We selected a purposive sample of 40 drugs—20 with the highest expenditures in Medicare Part B and 20 with the highest expenditures in Medicare Part D. We determined how many of these high-expenditure drugs were orphan drugs (i.e., had at least one orphan designation) as of March 2020. We also reviewed the rare diseases or conditions for which the orphan drugs had been granted orphan designations and the approved indications within those diseases. Lastly, we determined the extent to which these orphan drugs were utilized for their approved orphan indications.


A majority of the highest-expenditure drugs in Medicare—some of the best-selling drugs in the world—have been granted at least one orphan designation, qualifying their manufacturers for ODA financial incentives. Some of these orphan drugs have managed to generate significant Medicare expenditures and billions of dollars in annual revenue while treating only rare diseases and conditions. However, orphan drugs are not limited to the treatment of rare diseases or conditions. Although the vast majority of orphan drugs treat only rare diseases or conditions, many of the high-expenditure orphan drugs included in our review were originally approved—and are still primarily used—to treat relatively common diseases or conditions. Furthermore, orphan drug exclusion from the 340B Drug Pricing Program may provide significant financial incentives for manufacturers to seek orphan designation for drugs approved to treat common diseases or conditions.

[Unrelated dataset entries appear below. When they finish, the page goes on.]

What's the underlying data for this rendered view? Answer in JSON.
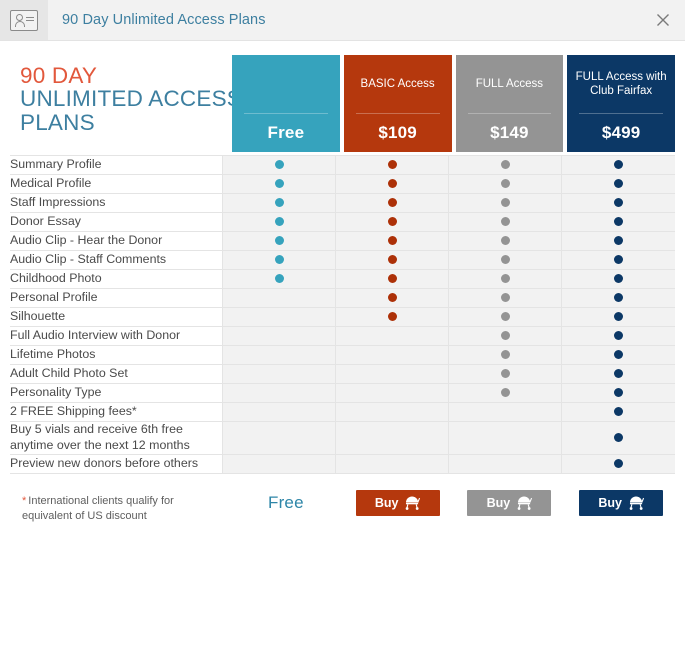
{
  "window": {
    "tab_icon": "contact-card-icon",
    "title": "90 Day Unlimited Access Plans",
    "close_icon": "close-icon"
  },
  "brand": {
    "line1": "90 DAY",
    "line2": "UNLIMITED ACCESS",
    "line3": "PLANS",
    "color_line1": "#e2583c",
    "color_line23": "#3d7fa0"
  },
  "plans": [
    {
      "name": "",
      "price": "Free",
      "color": "#36a3bd",
      "key": "free"
    },
    {
      "name": "BASIC Access",
      "price": "$109",
      "color": "#b5380d",
      "key": "basic"
    },
    {
      "name": "FULL Access",
      "price": "$149",
      "color": "#949494",
      "key": "full"
    },
    {
      "name": "FULL Access with Club Fairfax",
      "price": "$499",
      "color": "#0c3866",
      "key": "fairfax"
    }
  ],
  "features": [
    {
      "label": "Summary Profile",
      "included": [
        true,
        true,
        true,
        true
      ]
    },
    {
      "label": "Medical Profile",
      "included": [
        true,
        true,
        true,
        true
      ]
    },
    {
      "label": "Staff Impressions",
      "included": [
        true,
        true,
        true,
        true
      ]
    },
    {
      "label": "Donor Essay",
      "included": [
        true,
        true,
        true,
        true
      ]
    },
    {
      "label": "Audio Clip - Hear the Donor",
      "included": [
        true,
        true,
        true,
        true
      ]
    },
    {
      "label": "Audio Clip - Staff Comments",
      "included": [
        true,
        true,
        true,
        true
      ]
    },
    {
      "label": "Childhood Photo",
      "included": [
        true,
        true,
        true,
        true
      ]
    },
    {
      "label": "Personal Profile",
      "included": [
        false,
        true,
        true,
        true
      ]
    },
    {
      "label": "Silhouette",
      "included": [
        false,
        true,
        true,
        true
      ]
    },
    {
      "label": "Full Audio Interview with Donor",
      "included": [
        false,
        false,
        true,
        true
      ]
    },
    {
      "label": "Lifetime Photos",
      "included": [
        false,
        false,
        true,
        true
      ]
    },
    {
      "label": "Adult Child Photo Set",
      "included": [
        false,
        false,
        true,
        true
      ]
    },
    {
      "label": "Personality Type",
      "included": [
        false,
        false,
        true,
        true
      ]
    },
    {
      "label": "2 FREE Shipping fees*",
      "included": [
        false,
        false,
        false,
        true
      ]
    },
    {
      "label": "Buy 5 vials and receive 6th free anytime over the next 12 months",
      "included": [
        false,
        false,
        false,
        true
      ]
    },
    {
      "label": "Preview new donors before others",
      "included": [
        false,
        false,
        false,
        true
      ]
    }
  ],
  "footer": {
    "footnote_star": "*",
    "footnote_text": "International clients qualify for equivalent of US discount",
    "free_label": "Free",
    "buy_label": "Buy",
    "cart_icon": "stroller-icon"
  }
}
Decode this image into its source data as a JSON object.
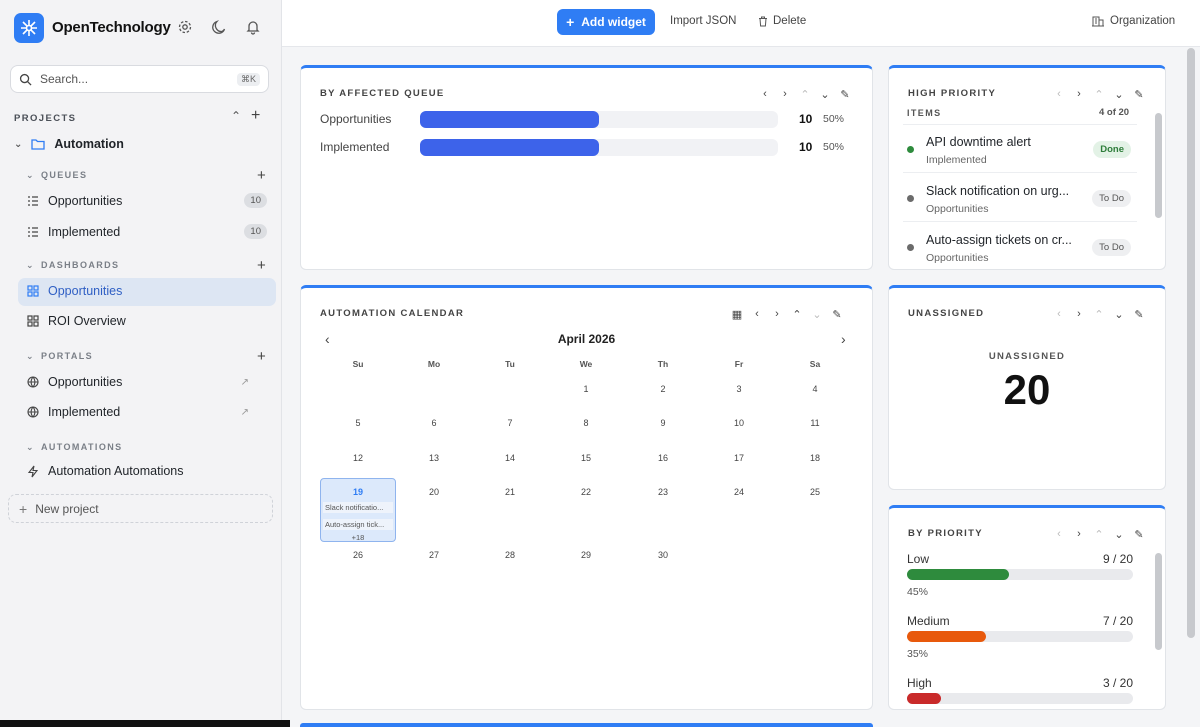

On one hand, the examples highlighted in our findings may illustrate the ODA functioning as intended. By encouraging manufacturers to study whether existing drugs could also be used to treat rare diseases and conditions, the financial incentives offered under the ODA subsidize manufacturers' investment costs for numerous presumptively unprofitable orphan indications. From another perspective, our findings raise questions for further consideration, including the following:

This report provides an independent analysis on a specific subset of orphan drugs—those with the highest Medicare expenditures-and serves to both inform ongoing discussions and support congressional and decisionmakers' efforts to improve the Orphan Drug Program. OIG encourages the policymaking, oversight, and research communities to seek answers to the additional questions raised by our findings. In debating any potential changes, it will be vital to ensure that the program continues to successfully encourage the development of drugs to treat rare diseases and conditions while taking into consideration questions surrounding affordability, profitability, and the meaning of rare use.


In its comments to the draft report, FDA expressed concern with the narrow scope of OIG's report, stating that the high-expenditure drugs included in our sample are not representative of the spectrum of orphan-designated drugs and subsequently noting that OIG does not speak to the role that orphan-drug designation plays in drug pricing, or if it plays one at all.

OIG notes that our current work's focus on high-expenditure Medicare drugs and the resulting limitations of our sample are discussed throughout the report. Further, OIG agrees that this study is not focused on drug pricing; rather our findings offer insights related to a particular subset of blockbuster drugs, thereby providing descriptive context about their orphan status, associated Medicare expenditures, and the revenue that manufacturers are able to generate. We believe this approach is generally responsive to Congressional interests in providing appropriate oversight of ODA and will help to support any efforts to ensure that the Orphan Drug Designation Program is best able to meet its vital goals.